Leisure Time Physical Activity and MRI-based Brain Measures in a Multi-ethnic Elderly Cohort
Yian Gu1, Jennifer Manly1, Nicole Schupf1, Richard Mayeux1, Adam Brickman1
1Columbia University, New York, NY
Objective:
To examine the association of Leisure time physical activity (LTPA) and MRI-assessed brain aging measures in the Washington/Hamilton Heights-Inwood Columbia Aging Project study, a community-based, multi-ethnic elderly cohort.
Background:

LTPA has been shown to be protective against cognitive decline, dementia, and Alzheimer's disease.

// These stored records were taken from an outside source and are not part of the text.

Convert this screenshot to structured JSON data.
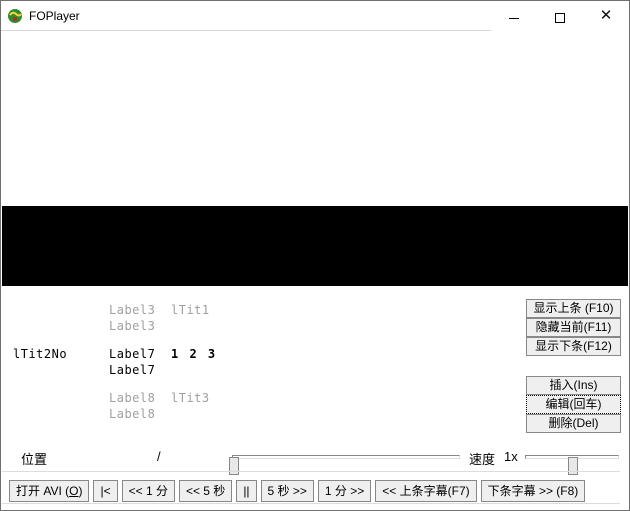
{
  "window": {
    "title": "FOPlayer"
  },
  "labels": {
    "row1a": "Label3",
    "row1b": "lTit1",
    "row2a": "Label3",
    "rowL": "lTit2No",
    "row3a": "Label7",
    "row3b": "1 2 3",
    "row4a": "Label7",
    "row5a": "Label8",
    "row5b": "lTit3",
    "row6a": "Label8"
  },
  "right_buttons": {
    "show_prev": "显示上条 (F10)",
    "hide_curr": "隐藏当前(F11)",
    "show_next": "显示下条(F12)",
    "insert": "插入(Ins)",
    "edit": "编辑(回车)",
    "delete": "删除(Del)"
  },
  "status": {
    "pos_label": "位置",
    "slash": "/",
    "speed_label": "速度",
    "speed_value": "1x"
  },
  "bottom": {
    "open_avi_pre": "打开 AVI (",
    "open_avi_key": "O",
    "open_avi_post": ")",
    "seek_start": "|<",
    "back1m": "<< 1 分",
    "back5s": "<< 5 秒",
    "pause": "||",
    "fwd5s": "5 秒 >>",
    "fwd1m": "1 分 >>",
    "prev_sub": "<< 上条字幕(F7)",
    "next_sub": "下条字幕 >> (F8)"
  }
}
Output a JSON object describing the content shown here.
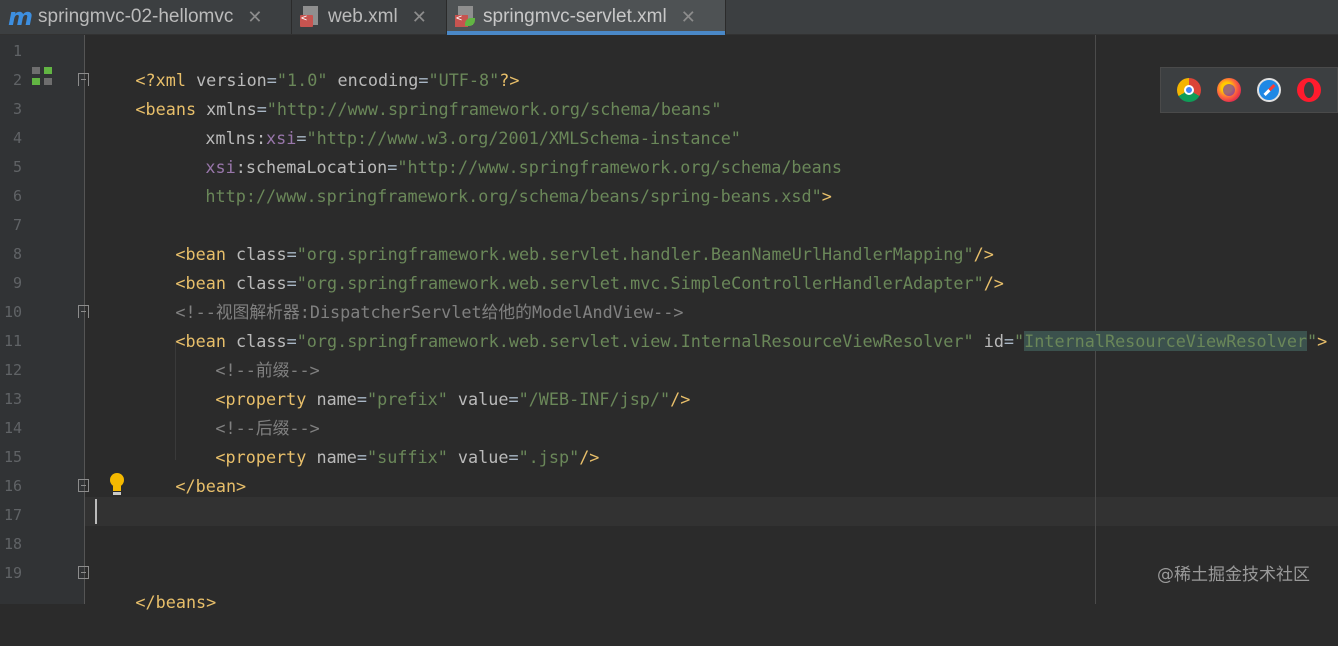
{
  "tabs": [
    {
      "label": "springmvc-02-hellomvc",
      "icon": "maven-module-icon",
      "active": false
    },
    {
      "label": "web.xml",
      "icon": "xml-file-icon",
      "active": false
    },
    {
      "label": "springmvc-servlet.xml",
      "icon": "spring-xml-file-icon",
      "active": true
    }
  ],
  "tab_close_glyph": "✕",
  "tab_m_glyph": "m",
  "tab_lt_glyph": "<",
  "line_numbers": [
    "1",
    "2",
    "3",
    "4",
    "5",
    "6",
    "7",
    "8",
    "9",
    "10",
    "11",
    "12",
    "13",
    "14",
    "15",
    "16",
    "17",
    "18",
    "19"
  ],
  "code": {
    "l1": {
      "a": "<?",
      "b": "xml ",
      "c": "version",
      "d": "=",
      "e": "\"1.0\"",
      "f": " encoding",
      "g": "=",
      "h": "\"UTF-8\"",
      "i": "?>"
    },
    "l2": {
      "a": "<beans ",
      "b": "xmlns",
      "c": "=",
      "d": "\"http://www.springframework.org/schema/beans\""
    },
    "l3": {
      "a": "xmlns:",
      "b": "xsi",
      "c": "=",
      "d": "\"http://www.w3.org/2001/XMLSchema-instance\""
    },
    "l4": {
      "a": "xsi",
      "b": ":schemaLocation",
      "c": "=",
      "d": "\"http://www.springframework.org/schema/beans"
    },
    "l5": {
      "a": "http://www.springframework.org/schema/beans/spring-beans.xsd\"",
      "b": ">"
    },
    "l7": {
      "a": "<bean ",
      "b": "class",
      "c": "=",
      "d": "\"org.springframework.web.servlet.handler.BeanNameUrlHandlerMapping\"",
      "e": "/>"
    },
    "l8": {
      "a": "<bean ",
      "b": "class",
      "c": "=",
      "d": "\"org.springframework.web.servlet.mvc.SimpleControllerHandlerAdapter\"",
      "e": "/>"
    },
    "l9": {
      "a": "<!--视图解析器:DispatcherServlet给他的ModelAndView-->"
    },
    "l10": {
      "a": "<bean ",
      "b": "class",
      "c": "=",
      "d": "\"org.springframework.web.servlet.view.InternalResourceViewResolver\"",
      "e": " id",
      "f": "=",
      "g": "\"",
      "h": "InternalResourceViewResolver",
      "i": "\"",
      "j": ">"
    },
    "l11": {
      "a": "<!--前缀-->"
    },
    "l12": {
      "a": "<property ",
      "b": "name",
      "c": "=",
      "d": "\"prefix\"",
      "e": " value",
      "f": "=",
      "g": "\"/WEB-INF/jsp/\"",
      "h": "/>"
    },
    "l13": {
      "a": "<!--后缀-->"
    },
    "l14": {
      "a": "<property ",
      "b": "name",
      "c": "=",
      "d": "\"suffix\"",
      "e": " value",
      "f": "=",
      "g": "\".jsp\"",
      "h": "/>"
    },
    "l15": {
      "a": "</bean>"
    },
    "l19": {
      "a": "</beans>"
    }
  },
  "browsers": [
    "chrome-icon",
    "firefox-icon",
    "safari-icon",
    "opera-icon"
  ],
  "watermark": "@稀土掘金技术社区",
  "colors": {
    "editor_bg": "#2b2b2b",
    "tag": "#e8bf6a",
    "attribute_value": "#6a8759",
    "namespace": "#9876aa",
    "comment": "#808080",
    "tab_underline": "#4a88c7"
  }
}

However, data on the association between LTPA and brain MRI measures remain scarce. 

Design/Methods:

In this cross-sectional study of 1557 older adults, current LTPA level was measured using metabolic equivalent of energy expenditure from self-reported current LTPA. Total brain volume (TBV), total gray matter volume (TGMV), total white matter volume (TWMV), and white matter hyperintensity volume (WMHV) were derived from MRI scans with established methods and were adjusted for intracranial volume. We examined the association of LTPA with these imaging markers using regression models adjusted for demographic, clinical, and vascular risk factors.

Results:

The participants of the study had a mean (SD) age of 74.9 (6.0) years, 11.4 (4.9) years of education, and BMI of 28.4 (7.9) kg/m2; 994 (64%) were women; 26%, 34% and 38% were non-Hispanic whites, African-Americans, and Hispanics, respectively; and 28% carried Apolipoprotein E4 allele. Compared to those in the lowest tertile of LTPA, those with the highest tertile of LTPA had larger (in milliliter) TBV (b=10.6, p=0.007), TGMV (b=6.90, p=0.004), and TWMV (b=5.91, p=0.026), equivalent to about 3 years of aging, after adjusting for age, sex, race/ethnicity, education, body mass index, Apolipoprotein E4 status, intracranial volume, recruitment waves, and vascular comorbidities. There was no association of LTPA with WMHV. The results remained similar after excluding 296 participants with mild cognitive impairment.  

Conclusions:

More physical activity is associated with larger brain volume in the elderly, supporting further examination of whether higher physical activity level through life course can help protect against brain volume loss.